[Data excerpts]
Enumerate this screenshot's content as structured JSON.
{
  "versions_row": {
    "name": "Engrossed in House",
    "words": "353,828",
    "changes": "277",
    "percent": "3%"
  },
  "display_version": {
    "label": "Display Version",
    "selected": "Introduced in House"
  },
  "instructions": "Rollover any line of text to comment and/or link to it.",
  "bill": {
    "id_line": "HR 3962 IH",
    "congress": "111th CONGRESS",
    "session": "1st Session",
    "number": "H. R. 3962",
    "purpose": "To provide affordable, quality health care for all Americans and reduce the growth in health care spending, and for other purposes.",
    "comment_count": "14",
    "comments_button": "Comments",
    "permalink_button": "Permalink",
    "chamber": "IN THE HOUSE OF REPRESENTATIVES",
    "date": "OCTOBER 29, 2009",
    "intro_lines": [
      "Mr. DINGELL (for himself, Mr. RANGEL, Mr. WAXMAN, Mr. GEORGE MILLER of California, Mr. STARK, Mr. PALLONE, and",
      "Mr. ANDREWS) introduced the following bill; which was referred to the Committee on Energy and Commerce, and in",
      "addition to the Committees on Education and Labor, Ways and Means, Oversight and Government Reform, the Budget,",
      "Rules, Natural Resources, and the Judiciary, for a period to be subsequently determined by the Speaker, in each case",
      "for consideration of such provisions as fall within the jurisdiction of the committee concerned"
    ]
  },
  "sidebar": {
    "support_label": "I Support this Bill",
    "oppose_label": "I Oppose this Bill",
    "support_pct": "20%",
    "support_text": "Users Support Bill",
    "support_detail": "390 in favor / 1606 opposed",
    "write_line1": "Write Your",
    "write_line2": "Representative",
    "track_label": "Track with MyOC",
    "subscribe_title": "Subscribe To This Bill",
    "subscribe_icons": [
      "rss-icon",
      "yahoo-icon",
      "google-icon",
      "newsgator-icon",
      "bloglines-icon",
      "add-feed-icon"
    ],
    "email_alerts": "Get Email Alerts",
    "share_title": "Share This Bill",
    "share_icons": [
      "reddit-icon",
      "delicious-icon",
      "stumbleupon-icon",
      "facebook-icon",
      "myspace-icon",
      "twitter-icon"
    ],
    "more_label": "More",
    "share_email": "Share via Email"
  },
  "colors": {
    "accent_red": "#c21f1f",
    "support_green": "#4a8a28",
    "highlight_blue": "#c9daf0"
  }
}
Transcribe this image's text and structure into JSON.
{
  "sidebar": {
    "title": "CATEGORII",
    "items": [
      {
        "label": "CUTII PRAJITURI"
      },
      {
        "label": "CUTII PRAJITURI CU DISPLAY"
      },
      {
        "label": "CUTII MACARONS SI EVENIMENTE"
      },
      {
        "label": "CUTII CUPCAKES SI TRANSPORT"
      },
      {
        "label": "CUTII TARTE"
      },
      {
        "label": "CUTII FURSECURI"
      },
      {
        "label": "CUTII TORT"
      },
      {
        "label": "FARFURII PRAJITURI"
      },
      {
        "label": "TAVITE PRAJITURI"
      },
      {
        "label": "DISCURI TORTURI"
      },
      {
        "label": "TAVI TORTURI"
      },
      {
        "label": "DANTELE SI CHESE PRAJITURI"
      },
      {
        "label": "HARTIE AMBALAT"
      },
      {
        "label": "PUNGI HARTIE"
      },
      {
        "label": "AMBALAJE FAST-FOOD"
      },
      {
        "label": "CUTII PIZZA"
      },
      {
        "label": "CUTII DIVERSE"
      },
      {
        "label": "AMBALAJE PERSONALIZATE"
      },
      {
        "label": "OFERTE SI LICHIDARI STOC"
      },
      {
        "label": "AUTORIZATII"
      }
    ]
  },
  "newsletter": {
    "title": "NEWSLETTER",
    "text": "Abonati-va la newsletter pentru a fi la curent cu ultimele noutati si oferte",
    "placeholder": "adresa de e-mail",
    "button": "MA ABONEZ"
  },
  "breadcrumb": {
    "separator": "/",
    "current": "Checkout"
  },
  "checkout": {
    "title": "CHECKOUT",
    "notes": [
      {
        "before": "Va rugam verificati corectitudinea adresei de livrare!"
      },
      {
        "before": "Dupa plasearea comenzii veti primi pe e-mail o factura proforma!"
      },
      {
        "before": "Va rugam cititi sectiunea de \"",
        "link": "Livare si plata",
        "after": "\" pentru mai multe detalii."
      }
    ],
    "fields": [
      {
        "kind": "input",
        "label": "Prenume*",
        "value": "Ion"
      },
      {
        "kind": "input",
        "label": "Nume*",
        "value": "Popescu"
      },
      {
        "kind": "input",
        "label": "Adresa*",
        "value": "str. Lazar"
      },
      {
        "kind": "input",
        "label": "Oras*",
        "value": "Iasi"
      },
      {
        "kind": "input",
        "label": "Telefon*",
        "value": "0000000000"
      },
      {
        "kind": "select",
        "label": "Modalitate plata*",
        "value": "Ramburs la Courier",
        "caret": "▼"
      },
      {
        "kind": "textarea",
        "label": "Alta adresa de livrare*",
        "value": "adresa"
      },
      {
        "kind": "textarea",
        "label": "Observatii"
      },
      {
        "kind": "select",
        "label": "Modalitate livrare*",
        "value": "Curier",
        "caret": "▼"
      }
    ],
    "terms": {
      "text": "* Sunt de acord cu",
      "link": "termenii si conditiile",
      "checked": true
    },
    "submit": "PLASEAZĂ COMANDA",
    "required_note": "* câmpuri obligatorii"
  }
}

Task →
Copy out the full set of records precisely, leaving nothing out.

Answer space →
Enumerate this screenshot's content as structured JSON.
{
  "versions_row": {
    "name": "Engrossed in House",
    "words": "353,828",
    "changes": "277",
    "percent": "3%"
  },
  "display_version": {
    "label": "Display Version",
    "selected": "Introduced in House"
  },
  "instructions": "Rollover any line of text to comment and/or link to it.",
  "bill": {
    "id_line": "HR 3962 IH",
    "congress": "111th CONGRESS",
    "session": "1st Session",
    "number": "H. R. 3962",
    "purpose": "To provide affordable, quality health care for all Americans and reduce the growth in health care spending, and for other purposes.",
    "comment_count": "14",
    "comments_button": "Comments",
    "permalink_button": "Permalink",
    "chamber": "IN THE HOUSE OF REPRESENTATIVES",
    "date": "OCTOBER 29, 2009",
    "intro_lines": [
      "Mr. DINGELL (for himself, Mr. RANGEL, Mr. WAXMAN, Mr. GEORGE MILLER of California, Mr. STARK, Mr. PALLONE, and",
      "Mr. ANDREWS) introduced the following bill; which was referred to the Committee on Energy and Commerce, and in",
      "addition to the Committees on Education and Labor, Ways and Means, Oversight and Government Reform, the Budget,",
      "Rules, Natural Resources, and the Judiciary, for a period to be subsequently determined by the Speaker, in each case",
      "for consideration of such provisions as fall within the jurisdiction of the committee concerned"
    ]
  },
  "sidebar": {
    "support_label": "I Support this Bill",
    "oppose_label": "I Oppose this Bill",
    "support_pct": "20%",
    "support_text": "Users Support Bill",
    "support_detail": "390 in favor / 1606 opposed",
    "write_line1": "Write Your",
    "write_line2": "Representative",
    "track_label": "Track with MyOC",
    "subscribe_title": "Subscribe To This Bill",
    "subscribe_icons": [
      "rss-icon",
      "yahoo-icon",
      "google-icon",
      "newsgator-icon",
      "bloglines-icon",
      "add-feed-icon"
    ],
    "email_alerts": "Get Email Alerts",
    "share_title": "Share This Bill",
    "share_icons": [
      "reddit-icon",
      "delicious-icon",
      "stumbleupon-icon",
      "facebook-icon",
      "myspace-icon",
      "twitter-icon"
    ],
    "more_label": "More",
    "share_email": "Share via Email"
  },
  "colors": {
    "accent_red": "#c21f1f",
    "support_green": "#4a8a28",
    "highlight_blue": "#c9daf0"
  }
}
Transcribe this image's text and structure into JSON.
{
  "sidebar": {
    "title": "CATEGORII",
    "items": [
      {
        "label": "CUTII PRAJITURI"
      },
      {
        "label": "CUTII PRAJITURI CU DISPLAY"
      },
      {
        "label": "CUTII MACARONS SI EVENIMENTE"
      },
      {
        "label": "CUTII CUPCAKES SI TRANSPORT"
      },
      {
        "label": "CUTII TARTE"
      },
      {
        "label": "CUTII FURSECURI"
      },
      {
        "label": "CUTII TORT"
      },
      {
        "label": "FARFURII PRAJITURI"
      },
      {
        "label": "TAVITE PRAJITURI"
      },
      {
        "label": "DISCURI TORTURI"
      },
      {
        "label": "TAVI TORTURI"
      },
      {
        "label": "DANTELE SI CHESE PRAJITURI"
      },
      {
        "label": "HARTIE AMBALAT"
      },
      {
        "label": "PUNGI HARTIE"
      },
      {
        "label": "AMBALAJE FAST-FOOD"
      },
      {
        "label": "CUTII PIZZA"
      },
      {
        "label": "CUTII DIVERSE"
      },
      {
        "label": "AMBALAJE PERSONALIZATE"
      },
      {
        "label": "OFERTE SI LICHIDARI STOC"
      },
      {
        "label": "AUTORIZATII"
      }
    ]
  },
  "newsletter": {
    "title": "NEWSLETTER",
    "text": "Abonati-va la newsletter pentru a fi la curent cu ultimele noutati si oferte",
    "placeholder": "adresa de e-mail",
    "button": "MA ABONEZ"
  },
  "breadcrumb": {
    "separator": "/",
    "current": "Checkout"
  },
  "checkout": {
    "title": "CHECKOUT",
    "notes": [
      {
        "before": "Va rugam verificati corectitudinea adresei de livrare!"
      },
      {
        "before": "Dupa plasearea comenzii veti primi pe e-mail o factura proforma!"
      },
      {
        "before": "Va rugam cititi sectiunea de \"",
        "link": "Livare si plata",
        "after": "\" pentru mai multe detalii."
      }
    ],
    "fields": [
      {
        "kind": "input",
        "label": "Prenume*",
        "value": "Ion"
      },
      {
        "kind": "input",
        "label": "Nume*",
        "value": "Popescu"
      },
      {
        "kind": "input",
        "label": "Adresa*",
        "value": "str. Lazar"
      },
      {
        "kind": "input",
        "label": "Oras*",
        "value": "Iasi"
      },
      {
        "kind": "input",
        "label": "Telefon*",
        "value": "0000000000"
      },
      {
        "kind": "select",
        "label": "Modalitate plata*",
        "value": "Ramburs la Courier",
        "caret": "▼"
      },
      {
        "kind": "textarea",
        "label": "Alta adresa de livrare*",
        "value": "adresa"
      },
      {
        "kind": "textarea",
        "label": "Observatii"
      },
      {
        "kind": "select",
        "label": "Modalitate livrare*",
        "value": "Curier",
        "caret": "▼"
      }
    ],
    "terms": {
      "text": "* Sunt de acord cu",
      "link": "termenii si conditiile",
      "checked": true
    },
    "submit": "PLASEAZĂ COMANDA",
    "required_note": "* câmpuri obligatorii"
  }
}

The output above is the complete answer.